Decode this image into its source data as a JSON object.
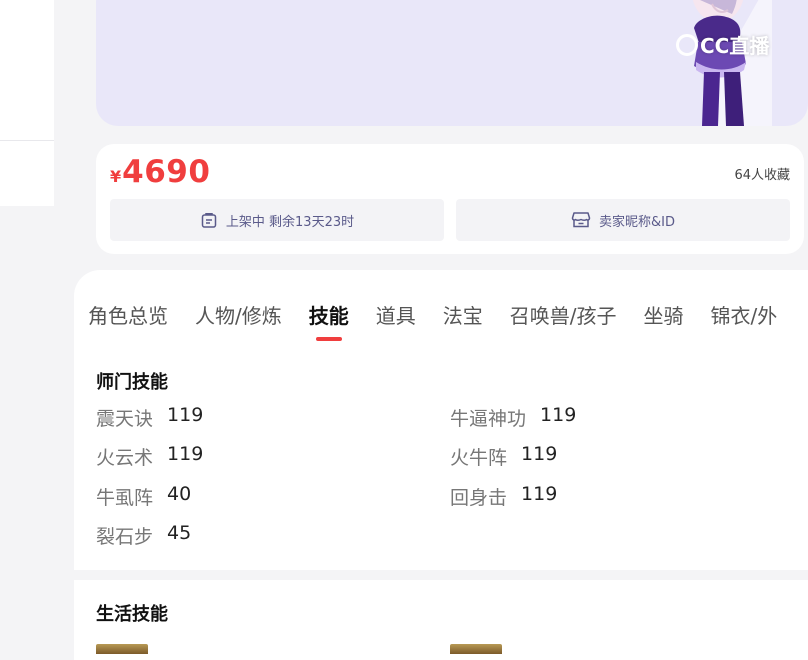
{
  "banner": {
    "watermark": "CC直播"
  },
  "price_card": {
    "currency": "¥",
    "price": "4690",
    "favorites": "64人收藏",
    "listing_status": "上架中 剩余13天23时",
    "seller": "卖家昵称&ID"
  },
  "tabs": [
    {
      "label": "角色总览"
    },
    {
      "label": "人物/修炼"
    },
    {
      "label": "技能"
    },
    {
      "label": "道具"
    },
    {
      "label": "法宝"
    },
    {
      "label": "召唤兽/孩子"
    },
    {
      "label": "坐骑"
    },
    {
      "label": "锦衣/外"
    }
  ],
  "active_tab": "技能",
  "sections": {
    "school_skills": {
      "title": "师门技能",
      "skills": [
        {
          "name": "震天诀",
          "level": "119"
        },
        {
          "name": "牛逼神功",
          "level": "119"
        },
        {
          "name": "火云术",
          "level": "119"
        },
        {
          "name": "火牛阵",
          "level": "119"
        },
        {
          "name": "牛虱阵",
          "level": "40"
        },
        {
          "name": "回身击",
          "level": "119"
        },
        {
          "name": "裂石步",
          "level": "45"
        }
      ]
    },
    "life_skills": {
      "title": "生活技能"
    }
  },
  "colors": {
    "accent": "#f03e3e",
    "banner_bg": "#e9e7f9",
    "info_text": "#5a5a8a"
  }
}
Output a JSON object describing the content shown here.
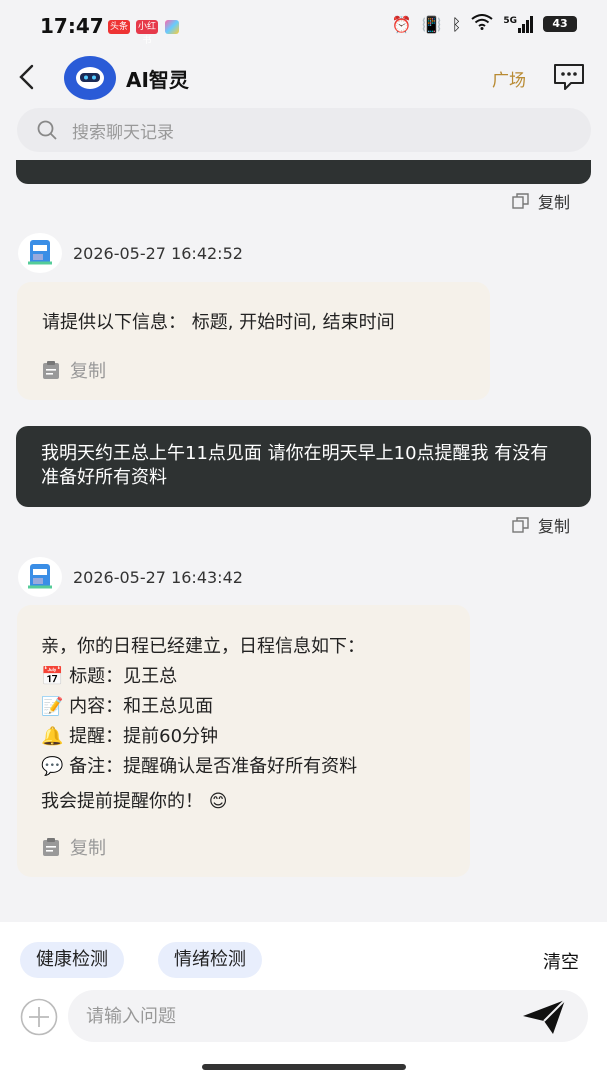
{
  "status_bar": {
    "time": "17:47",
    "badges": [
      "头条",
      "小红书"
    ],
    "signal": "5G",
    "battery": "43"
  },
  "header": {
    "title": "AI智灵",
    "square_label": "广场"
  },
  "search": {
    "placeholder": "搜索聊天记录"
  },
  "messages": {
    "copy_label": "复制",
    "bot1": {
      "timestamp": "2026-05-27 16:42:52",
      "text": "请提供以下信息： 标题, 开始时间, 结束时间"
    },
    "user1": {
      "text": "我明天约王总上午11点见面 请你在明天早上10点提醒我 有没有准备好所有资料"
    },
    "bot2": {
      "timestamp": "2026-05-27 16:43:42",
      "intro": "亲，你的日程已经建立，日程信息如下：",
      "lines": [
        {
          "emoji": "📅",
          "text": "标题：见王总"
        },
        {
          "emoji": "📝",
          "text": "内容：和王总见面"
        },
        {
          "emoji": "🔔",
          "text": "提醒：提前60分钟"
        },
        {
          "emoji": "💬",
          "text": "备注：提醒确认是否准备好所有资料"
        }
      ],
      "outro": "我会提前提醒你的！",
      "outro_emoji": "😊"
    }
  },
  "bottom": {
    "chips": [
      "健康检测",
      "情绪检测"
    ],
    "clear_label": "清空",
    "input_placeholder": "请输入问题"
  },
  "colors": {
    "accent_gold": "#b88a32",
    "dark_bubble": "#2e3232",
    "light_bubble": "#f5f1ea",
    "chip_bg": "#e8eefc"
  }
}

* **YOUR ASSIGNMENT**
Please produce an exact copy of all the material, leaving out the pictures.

* **SOLUTION**
Decode this image into its source data as a JSON object.
{
  "banner": {
    "watermark": "CC直播"
  },
  "price_card": {
    "currency": "¥",
    "price": "4690",
    "favorites": "64人收藏",
    "listing_status": "上架中 剩余13天23时",
    "seller": "卖家昵称&ID"
  },
  "tabs": [
    {
      "label": "角色总览"
    },
    {
      "label": "人物/修炼"
    },
    {
      "label": "技能"
    },
    {
      "label": "道具"
    },
    {
      "label": "法宝"
    },
    {
      "label": "召唤兽/孩子"
    },
    {
      "label": "坐骑"
    },
    {
      "label": "锦衣/外"
    }
  ],
  "active_tab": "技能",
  "sections": {
    "school_skills": {
      "title": "师门技能",
      "skills": [
        {
          "name": "震天诀",
          "level": "119"
        },
        {
          "name": "牛逼神功",
          "level": "119"
        },
        {
          "name": "火云术",
          "level": "119"
        },
        {
          "name": "火牛阵",
          "level": "119"
        },
        {
          "name": "牛虱阵",
          "level": "40"
        },
        {
          "name": "回身击",
          "level": "119"
        },
        {
          "name": "裂石步",
          "level": "45"
        }
      ]
    },
    "life_skills": {
      "title": "生活技能"
    }
  },
  "colors": {
    "accent": "#f03e3e",
    "banner_bg": "#e9e7f9",
    "info_text": "#5a5a8a"
  }
}
Output a JSON object describing the content shown here.
{
  "status_bar": {
    "time": "17:47",
    "badges": [
      "头条",
      "小红书"
    ],
    "signal": "5G",
    "battery": "43"
  },
  "header": {
    "title": "AI智灵",
    "square_label": "广场"
  },
  "search": {
    "placeholder": "搜索聊天记录"
  },
  "messages": {
    "copy_label": "复制",
    "bot1": {
      "timestamp": "2026-05-27 16:42:52",
      "text": "请提供以下信息： 标题, 开始时间, 结束时间"
    },
    "user1": {
      "text": "我明天约王总上午11点见面 请你在明天早上10点提醒我 有没有准备好所有资料"
    },
    "bot2": {
      "timestamp": "2026-05-27 16:43:42",
      "intro": "亲，你的日程已经建立，日程信息如下：",
      "lines": [
        {
          "emoji": "📅",
          "text": "标题：见王总"
        },
        {
          "emoji": "📝",
          "text": "内容：和王总见面"
        },
        {
          "emoji": "🔔",
          "text": "提醒：提前60分钟"
        },
        {
          "emoji": "💬",
          "text": "备注：提醒确认是否准备好所有资料"
        }
      ],
      "outro": "我会提前提醒你的！",
      "outro_emoji": "😊"
    }
  },
  "bottom": {
    "chips": [
      "健康检测",
      "情绪检测"
    ],
    "clear_label": "清空",
    "input_placeholder": "请输入问题"
  },
  "colors": {
    "accent_gold": "#b88a32",
    "dark_bubble": "#2e3232",
    "light_bubble": "#f5f1ea",
    "chip_bg": "#e8eefc"
  }
}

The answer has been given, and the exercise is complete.